Sunday, March 28, 2010

Welcome to My Research and Development Lab

In search of the perfect next development tool to create our shop floor control system I was now in full blown research and development mode. I would read lots of magazines looking to learn as much as I could. I had a modem and a phone line in my office now too, and I was downloading free programming tools and trying them out.

Bob allowed me to take off and go to the public library so that I could read magazines articles about languages and programming. There were plenty of articles about object oriented extensions to languages like C and Forth. I found all this very interesting, but I had no experience with object oriented programming so I really didn't know what to think.

I saw an ad in a magazine for a language called Actor by the Whitewater Group, and this really caught my attention. The code looked like C, but it was supposed to be object oriented. There was a code snippet in a screenshot in the ad that implemented a very simple drawing program. The code was just a few lines long. The screenshot also showed the simple drawing program and they used it to draw a version of the product logo. The idea was that you could create very sophisticated software with very little code. The only thing was that the software was not cheap, and it required a copy of Microsoft Windows 2.1. We weren't yet running Windows on any computer in our office. This was in the summer of 1988.

One other tool I was interested in was called Matrix Layout. This was a visual flowcharting tool that produced graphical DOS applications. I guess you could call it a kind of HyperCard, which is a Macintosh programming tool for end users. It was only $149 so I obtained a copy for myself. The developer's office was in Boston, so I just drove there one day after work and bought it at the receptionist's desk. I was ultimately quite disappointed by this product. I tried to prototype a version of the video rental application I wrote in BASIC, but it was too much effort for the result. Once you've used a real programming language, these visual tools for non-programmers feel very limited. Clarion is really a lot better because it has a real programming language you can use to script extensions beyond the visual layout tools. Matrix Layout did not provide any way to write scripts. A simple BASIC interpreter would have done great things for this tool.

Then there was Ashton Tate's Framework. This was a fascinating programming system where modules of your application are in a frame, which can hold more frames, and these can hold yet more frames, etc. It had a scripting language called FRED which was based on a Lisp, a very powerful language. Framework was an integrated office suite, and it was extensible using the frame concept and the the scripting language. I never actually got to try it out, but I'm not sure it would have been suitable for the shop floor control system I wanted to develop anyways.

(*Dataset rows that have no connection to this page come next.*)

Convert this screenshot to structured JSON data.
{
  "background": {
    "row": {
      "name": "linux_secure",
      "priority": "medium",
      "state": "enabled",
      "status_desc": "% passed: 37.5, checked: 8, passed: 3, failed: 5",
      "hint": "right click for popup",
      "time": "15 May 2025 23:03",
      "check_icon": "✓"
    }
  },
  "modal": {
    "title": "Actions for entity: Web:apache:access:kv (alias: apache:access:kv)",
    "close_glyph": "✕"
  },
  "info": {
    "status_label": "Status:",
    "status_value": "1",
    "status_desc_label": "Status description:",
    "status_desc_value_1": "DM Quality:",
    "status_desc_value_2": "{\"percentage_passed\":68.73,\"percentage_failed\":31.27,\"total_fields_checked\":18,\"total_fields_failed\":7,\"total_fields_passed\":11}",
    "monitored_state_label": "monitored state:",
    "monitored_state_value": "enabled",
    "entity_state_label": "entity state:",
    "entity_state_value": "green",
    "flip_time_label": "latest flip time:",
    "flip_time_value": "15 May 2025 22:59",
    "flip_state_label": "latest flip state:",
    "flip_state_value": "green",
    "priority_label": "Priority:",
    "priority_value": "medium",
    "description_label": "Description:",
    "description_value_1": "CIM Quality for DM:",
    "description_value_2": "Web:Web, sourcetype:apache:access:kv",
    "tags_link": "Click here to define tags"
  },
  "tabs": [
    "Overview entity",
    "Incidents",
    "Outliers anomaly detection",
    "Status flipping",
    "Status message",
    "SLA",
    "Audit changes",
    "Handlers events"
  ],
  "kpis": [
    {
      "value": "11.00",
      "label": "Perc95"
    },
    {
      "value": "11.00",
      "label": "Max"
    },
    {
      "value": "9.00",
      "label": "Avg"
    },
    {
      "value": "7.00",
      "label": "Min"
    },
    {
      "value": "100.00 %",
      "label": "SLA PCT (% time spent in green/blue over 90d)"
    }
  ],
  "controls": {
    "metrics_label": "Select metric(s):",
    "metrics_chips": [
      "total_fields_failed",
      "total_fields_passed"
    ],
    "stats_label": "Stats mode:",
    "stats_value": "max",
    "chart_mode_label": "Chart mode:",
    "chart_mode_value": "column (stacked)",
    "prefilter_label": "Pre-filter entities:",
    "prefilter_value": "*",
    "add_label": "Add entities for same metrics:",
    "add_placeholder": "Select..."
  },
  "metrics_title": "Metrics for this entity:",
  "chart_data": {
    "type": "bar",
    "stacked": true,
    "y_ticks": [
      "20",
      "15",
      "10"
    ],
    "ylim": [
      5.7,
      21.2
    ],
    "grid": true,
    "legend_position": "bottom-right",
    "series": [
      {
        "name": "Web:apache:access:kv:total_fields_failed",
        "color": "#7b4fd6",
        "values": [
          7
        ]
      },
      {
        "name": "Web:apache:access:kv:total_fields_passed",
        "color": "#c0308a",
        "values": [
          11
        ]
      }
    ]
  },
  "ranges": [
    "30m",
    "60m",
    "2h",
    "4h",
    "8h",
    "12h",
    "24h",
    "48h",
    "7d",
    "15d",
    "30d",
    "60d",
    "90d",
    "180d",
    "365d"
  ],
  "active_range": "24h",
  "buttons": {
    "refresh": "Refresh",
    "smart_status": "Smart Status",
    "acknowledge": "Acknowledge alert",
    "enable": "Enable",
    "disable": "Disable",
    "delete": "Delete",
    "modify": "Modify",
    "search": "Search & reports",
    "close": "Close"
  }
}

If Bob was beginning to wonder about whether I was ever going to produce anything for all the time and money spent, I never knew it. He was very patient. I did manage to stay busy with smaller projects. He had lots of ideas to enhance the applications I had already written, and he would come to me and we would talk about what he would like.

No comments: